── Raw data ──
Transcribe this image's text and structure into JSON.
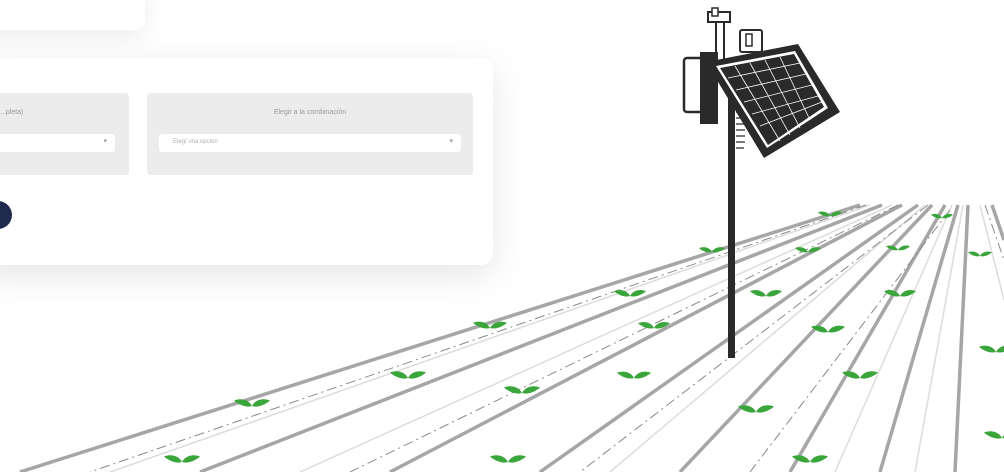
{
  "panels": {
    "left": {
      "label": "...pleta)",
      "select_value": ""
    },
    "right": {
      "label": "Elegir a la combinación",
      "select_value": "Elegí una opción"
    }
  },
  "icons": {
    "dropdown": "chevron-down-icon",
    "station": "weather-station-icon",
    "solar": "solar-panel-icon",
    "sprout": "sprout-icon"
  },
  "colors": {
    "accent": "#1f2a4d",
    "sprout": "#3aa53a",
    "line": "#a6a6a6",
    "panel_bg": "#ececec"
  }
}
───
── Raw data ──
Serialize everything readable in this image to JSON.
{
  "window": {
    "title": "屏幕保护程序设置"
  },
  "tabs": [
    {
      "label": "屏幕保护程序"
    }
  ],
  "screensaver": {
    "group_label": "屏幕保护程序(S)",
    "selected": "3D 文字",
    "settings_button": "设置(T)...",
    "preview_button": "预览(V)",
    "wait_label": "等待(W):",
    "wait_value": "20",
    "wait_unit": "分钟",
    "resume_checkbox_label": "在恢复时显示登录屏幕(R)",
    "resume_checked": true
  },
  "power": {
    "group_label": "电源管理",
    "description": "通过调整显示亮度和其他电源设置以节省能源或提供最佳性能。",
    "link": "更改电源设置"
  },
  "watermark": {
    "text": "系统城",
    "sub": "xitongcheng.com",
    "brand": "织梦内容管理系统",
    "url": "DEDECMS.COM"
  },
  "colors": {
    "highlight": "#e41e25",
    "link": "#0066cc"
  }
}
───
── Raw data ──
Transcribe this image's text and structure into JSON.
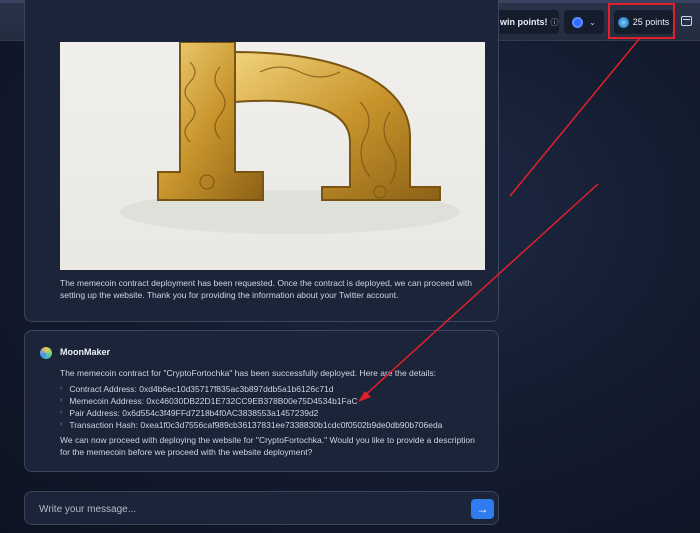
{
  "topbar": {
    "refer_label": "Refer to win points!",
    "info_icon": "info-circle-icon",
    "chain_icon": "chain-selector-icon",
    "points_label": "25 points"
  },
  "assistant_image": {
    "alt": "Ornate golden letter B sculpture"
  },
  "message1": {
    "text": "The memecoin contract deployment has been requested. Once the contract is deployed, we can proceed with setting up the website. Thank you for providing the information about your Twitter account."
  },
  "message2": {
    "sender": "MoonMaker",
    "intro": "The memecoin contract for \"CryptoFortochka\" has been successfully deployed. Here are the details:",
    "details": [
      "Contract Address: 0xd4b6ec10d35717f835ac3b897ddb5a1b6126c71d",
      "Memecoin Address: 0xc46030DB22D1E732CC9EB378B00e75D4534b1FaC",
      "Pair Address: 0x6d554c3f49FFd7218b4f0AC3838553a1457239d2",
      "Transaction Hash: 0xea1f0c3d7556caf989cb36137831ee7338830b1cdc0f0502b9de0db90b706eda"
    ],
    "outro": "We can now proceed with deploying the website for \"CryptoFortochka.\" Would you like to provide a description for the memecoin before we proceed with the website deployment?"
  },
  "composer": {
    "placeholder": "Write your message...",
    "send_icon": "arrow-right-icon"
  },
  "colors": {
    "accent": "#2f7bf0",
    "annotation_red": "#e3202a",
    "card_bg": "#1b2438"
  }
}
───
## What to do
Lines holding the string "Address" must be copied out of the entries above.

## Your solution
      "Contract Address: 0xd4b6ec10d35717f835ac3b897ddb5a1b6126c71d",
      "Memecoin Address: 0xc46030DB22D1E732CC9EB378B00e75D4534b1FaC",
      "Pair Address: 0x6d554c3f49FFd7218b4f0AC3838553a1457239d2",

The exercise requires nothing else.